|This page was nominated for deletion on 7 October 2011 (UTC). The result of the discussion was keep.|
|WikiProject Computing / Software||(Rated Start-class, Low-importance)|
Merge with BEA Systems
This is a pretty small page. Could we merge it into BEA systems? WP:CORP#Recommendations_for_products_and_services:
- "Information on products and services should generally be included in the article on the company itself, unless the company is so large that this would make the article unwieldy".
Saganaki- 06:34, 18 October 2006 (UTC)
Also, e-commerce did not exist at the time AT&T invented the initial version of this product back in 1984. Todd 19:51, 27 March 2007 (UTC)
It was useful for me to find an article with the Tuxedo name so that I can get a pointer directly from the product name to a breif description and more links. Thus, I would not remove this article. 184.108.40.206 23:38, 11 April 2007 (UTC)
I have added fuller descriptions of the capabilities of Tuxedo and don't feel that merging this with the BEA Systems page makes sense given the number of their products. As well Tuxedo had a life long before BEA acquired it from Novell. I have removed the reference to e-commerce and updated the intro based upon the Tuxedo book by Andrade, et. al. Toddinpal 20:13, 16 October 2007 (UTC)
- This article is excellent - concise but complete description of this venerable SW system. Let's not drown it in BEA article. --bonzi (talk) 15:04, 24 April 2009 (UTC)
BEA acquisition by Oracle
It appears that BEA has been acquired by Oracle corporation, and the BEA brand is showing evidence of being submerged by Oracle's branding. Anyone knowledgable care to comment? —Preceding unsigned comment added by 220.127.116.11 (talk) 05:14, 19 June 2008 (UTC)
If anyone were interested, there is more to the history of this product/package than just the brief mention of AT&T's involvement.

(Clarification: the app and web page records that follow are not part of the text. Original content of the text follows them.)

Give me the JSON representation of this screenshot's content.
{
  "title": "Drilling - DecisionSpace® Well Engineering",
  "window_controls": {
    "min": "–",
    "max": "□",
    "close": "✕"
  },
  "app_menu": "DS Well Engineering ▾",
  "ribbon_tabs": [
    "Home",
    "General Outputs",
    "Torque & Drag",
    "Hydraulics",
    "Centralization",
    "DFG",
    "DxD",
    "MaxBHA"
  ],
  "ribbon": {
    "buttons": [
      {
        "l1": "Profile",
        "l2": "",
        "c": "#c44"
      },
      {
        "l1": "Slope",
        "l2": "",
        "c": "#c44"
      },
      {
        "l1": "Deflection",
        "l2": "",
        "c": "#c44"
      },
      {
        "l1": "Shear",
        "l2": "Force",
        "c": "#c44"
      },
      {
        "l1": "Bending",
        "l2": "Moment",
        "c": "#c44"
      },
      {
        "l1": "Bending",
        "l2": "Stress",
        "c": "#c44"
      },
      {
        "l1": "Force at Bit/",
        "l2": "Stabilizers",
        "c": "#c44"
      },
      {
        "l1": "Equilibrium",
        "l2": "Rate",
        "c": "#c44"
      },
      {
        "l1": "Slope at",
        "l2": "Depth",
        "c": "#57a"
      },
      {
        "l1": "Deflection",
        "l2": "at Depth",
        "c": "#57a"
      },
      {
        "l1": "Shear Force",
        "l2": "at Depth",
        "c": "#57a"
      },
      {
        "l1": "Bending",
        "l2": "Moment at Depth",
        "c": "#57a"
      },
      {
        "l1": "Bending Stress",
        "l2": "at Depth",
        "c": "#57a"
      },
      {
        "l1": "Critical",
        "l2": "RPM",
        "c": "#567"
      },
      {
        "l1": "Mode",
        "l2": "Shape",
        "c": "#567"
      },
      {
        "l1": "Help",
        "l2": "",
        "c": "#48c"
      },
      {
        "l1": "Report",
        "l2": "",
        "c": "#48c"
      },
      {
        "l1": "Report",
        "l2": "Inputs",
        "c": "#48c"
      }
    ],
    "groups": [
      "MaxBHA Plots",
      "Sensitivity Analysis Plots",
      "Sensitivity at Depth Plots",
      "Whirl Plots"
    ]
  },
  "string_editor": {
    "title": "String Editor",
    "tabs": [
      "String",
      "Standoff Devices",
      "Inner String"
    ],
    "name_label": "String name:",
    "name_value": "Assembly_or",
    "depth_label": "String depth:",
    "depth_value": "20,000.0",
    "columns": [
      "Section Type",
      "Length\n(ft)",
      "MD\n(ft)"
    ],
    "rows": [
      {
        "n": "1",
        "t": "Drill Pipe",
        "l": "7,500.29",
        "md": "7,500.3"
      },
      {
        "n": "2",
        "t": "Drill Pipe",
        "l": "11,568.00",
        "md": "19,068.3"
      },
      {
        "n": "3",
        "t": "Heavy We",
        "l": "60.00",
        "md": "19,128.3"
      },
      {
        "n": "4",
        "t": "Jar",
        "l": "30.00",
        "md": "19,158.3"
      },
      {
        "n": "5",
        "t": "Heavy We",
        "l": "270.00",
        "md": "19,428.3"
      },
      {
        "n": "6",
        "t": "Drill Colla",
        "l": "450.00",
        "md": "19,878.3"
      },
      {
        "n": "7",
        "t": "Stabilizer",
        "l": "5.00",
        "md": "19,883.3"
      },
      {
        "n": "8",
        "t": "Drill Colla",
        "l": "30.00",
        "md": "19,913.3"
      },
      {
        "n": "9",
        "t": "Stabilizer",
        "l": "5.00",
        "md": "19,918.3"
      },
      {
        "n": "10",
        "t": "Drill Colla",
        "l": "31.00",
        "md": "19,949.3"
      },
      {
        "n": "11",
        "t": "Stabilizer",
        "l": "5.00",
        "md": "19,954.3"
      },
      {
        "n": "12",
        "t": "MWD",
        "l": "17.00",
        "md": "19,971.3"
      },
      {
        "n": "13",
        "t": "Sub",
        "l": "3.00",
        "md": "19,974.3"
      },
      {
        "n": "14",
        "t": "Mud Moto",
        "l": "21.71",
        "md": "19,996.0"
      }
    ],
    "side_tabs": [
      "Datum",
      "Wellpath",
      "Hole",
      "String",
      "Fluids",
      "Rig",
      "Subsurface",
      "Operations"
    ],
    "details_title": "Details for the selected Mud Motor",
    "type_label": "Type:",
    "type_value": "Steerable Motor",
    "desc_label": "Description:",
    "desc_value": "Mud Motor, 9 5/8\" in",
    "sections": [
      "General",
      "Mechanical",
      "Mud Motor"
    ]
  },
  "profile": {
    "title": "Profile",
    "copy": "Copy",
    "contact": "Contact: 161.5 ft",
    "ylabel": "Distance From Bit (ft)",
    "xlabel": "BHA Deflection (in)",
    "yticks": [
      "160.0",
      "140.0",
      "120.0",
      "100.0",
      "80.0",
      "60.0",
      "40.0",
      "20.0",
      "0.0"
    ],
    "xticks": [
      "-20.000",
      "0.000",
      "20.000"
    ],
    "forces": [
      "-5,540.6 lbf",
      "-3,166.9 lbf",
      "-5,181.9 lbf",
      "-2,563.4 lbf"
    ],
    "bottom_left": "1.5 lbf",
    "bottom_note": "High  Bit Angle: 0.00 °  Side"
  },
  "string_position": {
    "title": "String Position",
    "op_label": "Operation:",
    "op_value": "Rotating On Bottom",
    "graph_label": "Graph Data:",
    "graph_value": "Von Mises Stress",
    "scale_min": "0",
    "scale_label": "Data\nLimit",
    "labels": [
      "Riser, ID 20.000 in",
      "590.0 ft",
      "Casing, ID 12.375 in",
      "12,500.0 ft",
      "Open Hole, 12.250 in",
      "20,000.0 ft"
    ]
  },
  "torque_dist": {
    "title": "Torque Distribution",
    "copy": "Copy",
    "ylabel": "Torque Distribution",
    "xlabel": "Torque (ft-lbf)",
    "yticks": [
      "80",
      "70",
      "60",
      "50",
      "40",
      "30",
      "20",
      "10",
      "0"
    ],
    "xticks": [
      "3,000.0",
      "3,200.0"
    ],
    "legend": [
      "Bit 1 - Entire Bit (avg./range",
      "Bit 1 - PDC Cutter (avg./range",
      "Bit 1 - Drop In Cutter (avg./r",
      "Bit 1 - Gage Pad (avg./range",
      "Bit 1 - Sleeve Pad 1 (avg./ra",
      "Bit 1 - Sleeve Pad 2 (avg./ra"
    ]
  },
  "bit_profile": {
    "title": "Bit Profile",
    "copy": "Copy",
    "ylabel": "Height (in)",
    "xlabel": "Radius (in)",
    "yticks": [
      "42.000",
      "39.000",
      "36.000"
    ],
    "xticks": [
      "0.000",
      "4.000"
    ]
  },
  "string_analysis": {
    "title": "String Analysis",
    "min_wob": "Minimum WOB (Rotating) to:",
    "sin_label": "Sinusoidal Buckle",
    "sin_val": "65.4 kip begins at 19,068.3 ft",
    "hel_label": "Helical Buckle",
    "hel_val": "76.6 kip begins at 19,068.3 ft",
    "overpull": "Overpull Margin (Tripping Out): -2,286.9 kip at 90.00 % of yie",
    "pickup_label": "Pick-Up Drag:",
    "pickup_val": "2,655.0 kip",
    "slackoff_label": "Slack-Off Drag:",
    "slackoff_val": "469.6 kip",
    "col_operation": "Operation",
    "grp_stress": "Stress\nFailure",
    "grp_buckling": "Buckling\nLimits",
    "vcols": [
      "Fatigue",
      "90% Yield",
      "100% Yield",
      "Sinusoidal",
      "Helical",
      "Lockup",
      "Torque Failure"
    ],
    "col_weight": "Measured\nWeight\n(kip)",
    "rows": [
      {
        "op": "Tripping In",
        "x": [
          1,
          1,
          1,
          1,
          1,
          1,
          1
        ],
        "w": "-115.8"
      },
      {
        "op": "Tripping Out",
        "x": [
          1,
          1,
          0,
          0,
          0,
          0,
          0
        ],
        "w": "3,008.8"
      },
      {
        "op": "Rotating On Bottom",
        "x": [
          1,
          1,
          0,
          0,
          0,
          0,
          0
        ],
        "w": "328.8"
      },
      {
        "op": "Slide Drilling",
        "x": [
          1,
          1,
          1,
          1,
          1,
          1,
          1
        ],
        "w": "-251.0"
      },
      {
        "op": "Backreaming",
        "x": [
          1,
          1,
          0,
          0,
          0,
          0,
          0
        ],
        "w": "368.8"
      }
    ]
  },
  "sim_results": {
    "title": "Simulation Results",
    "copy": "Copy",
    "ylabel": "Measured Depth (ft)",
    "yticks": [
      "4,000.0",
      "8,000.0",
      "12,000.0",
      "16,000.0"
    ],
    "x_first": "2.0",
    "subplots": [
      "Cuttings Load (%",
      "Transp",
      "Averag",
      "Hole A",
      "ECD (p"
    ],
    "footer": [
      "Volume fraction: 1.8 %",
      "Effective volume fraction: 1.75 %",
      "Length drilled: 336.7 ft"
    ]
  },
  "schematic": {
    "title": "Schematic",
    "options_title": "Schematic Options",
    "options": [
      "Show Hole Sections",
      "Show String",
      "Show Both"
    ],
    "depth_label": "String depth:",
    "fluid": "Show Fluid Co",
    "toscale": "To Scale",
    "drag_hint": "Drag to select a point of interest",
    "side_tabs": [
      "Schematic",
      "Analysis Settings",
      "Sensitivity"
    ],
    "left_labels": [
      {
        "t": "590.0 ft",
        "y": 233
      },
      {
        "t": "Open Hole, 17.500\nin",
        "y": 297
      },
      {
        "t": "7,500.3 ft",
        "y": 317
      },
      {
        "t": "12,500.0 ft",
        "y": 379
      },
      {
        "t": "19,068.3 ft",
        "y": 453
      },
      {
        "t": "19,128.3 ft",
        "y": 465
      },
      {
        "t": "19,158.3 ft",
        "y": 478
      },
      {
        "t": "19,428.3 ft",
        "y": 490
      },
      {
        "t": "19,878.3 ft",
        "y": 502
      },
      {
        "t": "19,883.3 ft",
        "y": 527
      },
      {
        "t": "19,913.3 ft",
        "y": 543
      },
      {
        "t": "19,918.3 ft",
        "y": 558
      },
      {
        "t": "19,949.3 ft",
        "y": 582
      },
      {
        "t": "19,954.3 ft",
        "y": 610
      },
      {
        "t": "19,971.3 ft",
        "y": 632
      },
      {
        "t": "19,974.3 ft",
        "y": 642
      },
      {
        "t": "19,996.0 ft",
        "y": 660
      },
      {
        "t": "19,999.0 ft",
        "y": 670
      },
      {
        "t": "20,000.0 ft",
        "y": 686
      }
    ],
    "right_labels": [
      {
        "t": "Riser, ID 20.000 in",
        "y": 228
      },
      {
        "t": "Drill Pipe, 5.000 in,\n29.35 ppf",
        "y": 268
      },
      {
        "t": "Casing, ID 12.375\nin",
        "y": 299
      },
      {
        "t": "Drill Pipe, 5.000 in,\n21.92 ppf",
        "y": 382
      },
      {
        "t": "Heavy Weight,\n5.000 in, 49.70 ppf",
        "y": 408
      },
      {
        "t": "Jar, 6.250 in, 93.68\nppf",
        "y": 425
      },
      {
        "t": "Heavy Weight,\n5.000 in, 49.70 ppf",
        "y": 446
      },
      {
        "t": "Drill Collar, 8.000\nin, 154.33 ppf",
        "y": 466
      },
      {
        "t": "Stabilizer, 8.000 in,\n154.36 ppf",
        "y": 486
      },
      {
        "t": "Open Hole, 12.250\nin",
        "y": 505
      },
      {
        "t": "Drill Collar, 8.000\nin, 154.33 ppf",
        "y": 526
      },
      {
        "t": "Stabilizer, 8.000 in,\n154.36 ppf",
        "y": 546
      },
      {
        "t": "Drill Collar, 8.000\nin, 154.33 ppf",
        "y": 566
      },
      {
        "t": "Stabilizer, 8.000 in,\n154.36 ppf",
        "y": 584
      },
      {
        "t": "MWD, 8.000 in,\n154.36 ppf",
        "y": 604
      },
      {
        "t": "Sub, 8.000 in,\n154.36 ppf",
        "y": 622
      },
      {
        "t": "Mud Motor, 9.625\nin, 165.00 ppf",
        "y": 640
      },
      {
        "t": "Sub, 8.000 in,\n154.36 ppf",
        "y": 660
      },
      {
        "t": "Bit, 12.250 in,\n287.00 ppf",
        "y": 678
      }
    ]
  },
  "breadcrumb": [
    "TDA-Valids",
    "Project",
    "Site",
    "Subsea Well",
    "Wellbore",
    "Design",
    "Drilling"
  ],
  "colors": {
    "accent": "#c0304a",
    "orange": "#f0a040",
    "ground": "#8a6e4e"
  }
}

Here is my own understanding, based on not one, but actually two separate involvements with Tuxedo predecessors while working at AT&T. In 1985 or 1986, I was working on a project at AT&T as a contractor where they were developing a system for PBX's using a platform called "CORE" (I forget now what that stood for). It used Packet Manipulation Langauge (PML) to store and retrieve information. The PML packets were passed using the same Bulletin Board mechanism referred to in the article. There were several layers to the CORE system, including the user level APIs as well as interfaces for the data storage which was specified by something called Database Manipulation Language (DML). The physical storage layer implementation (called Physical Layer), as I recall, could be separated from the logical implementation (called Logical Layer) of the data. At that time, there was only one of each, but it opened the possibility of very diverse and varied solutions for any number of hardware platforms and applications requirements.
I was only on that project for about 6 months. A few years later, about 1988 or so, I was working at another location at AT&T, this time as an employee, in the Unix Technical Support Division (UTSD) in Piscataway, NJ. That division supported a number of commercial and internal software products for the Unix platform. My group was responsible for databases, and I was assigned to the Tuxedo /T package (a coworker supported the /D). As I read the documentation, which included a description of FML, I recognized the format and recalled some of the names used in the examples, and I remembered having worked on a very similar product! I put in a call to someone who had worked on the other project and he confirmed that, indeed, some of the developers of the CORE tool they were using split off to create the Tuxedo product. So there was a connection. The FML had been renamed from PML, and maybe a couple of other changes. The basic database and TP monitor (Bulletin Board) were for the most part architecturally identical. Essentially, I was supporting the same architecture as the other project had been using.
At that time, there was talk of replacing the database portion, called "the Dux" until version 3.0, and thereafter "/D." The /D portion, it seems to me now, pretty much what is today called a "NoSQL" database... I've also heard it referred to as Codasyl and maybe some other descriptions. The flexibility of the CORE/Tuxedo architecture would easily permit that to happen, too. RDBMS was all the rage in the late 1980's so this seemed justified, and my group worked on Informix, Ingress, Teradata, and a few others so we could try integrating these with /T and compare performance. This was easily accomplished, though I'm not sure if we every thoroughly benchmarked all of them against one another using the TP monitor (first called "the Tux", then "/T" from Tuxedo 3.0 on). It is very interesting to see Oracle and others patting themselves on the back for cleverly inserting Tuxedo's TP monitor into their line as middleware interfacing to myriad other DBMS's when we had been doing that a good 20 years before.
I am not too clear on what Novell did with Tuxedo, but I think I heard that when BEA got it, they dropped the database (/D) completely, leaving the product solely a TP monitor. The reason I mention this part is that the wiki page on NoSQL does not mention /D or Dux, DML, or related. I wonder if this now forgotten part of the history belongs on that page being that it was sort of a fore-runner of the current offerings (just for completeness).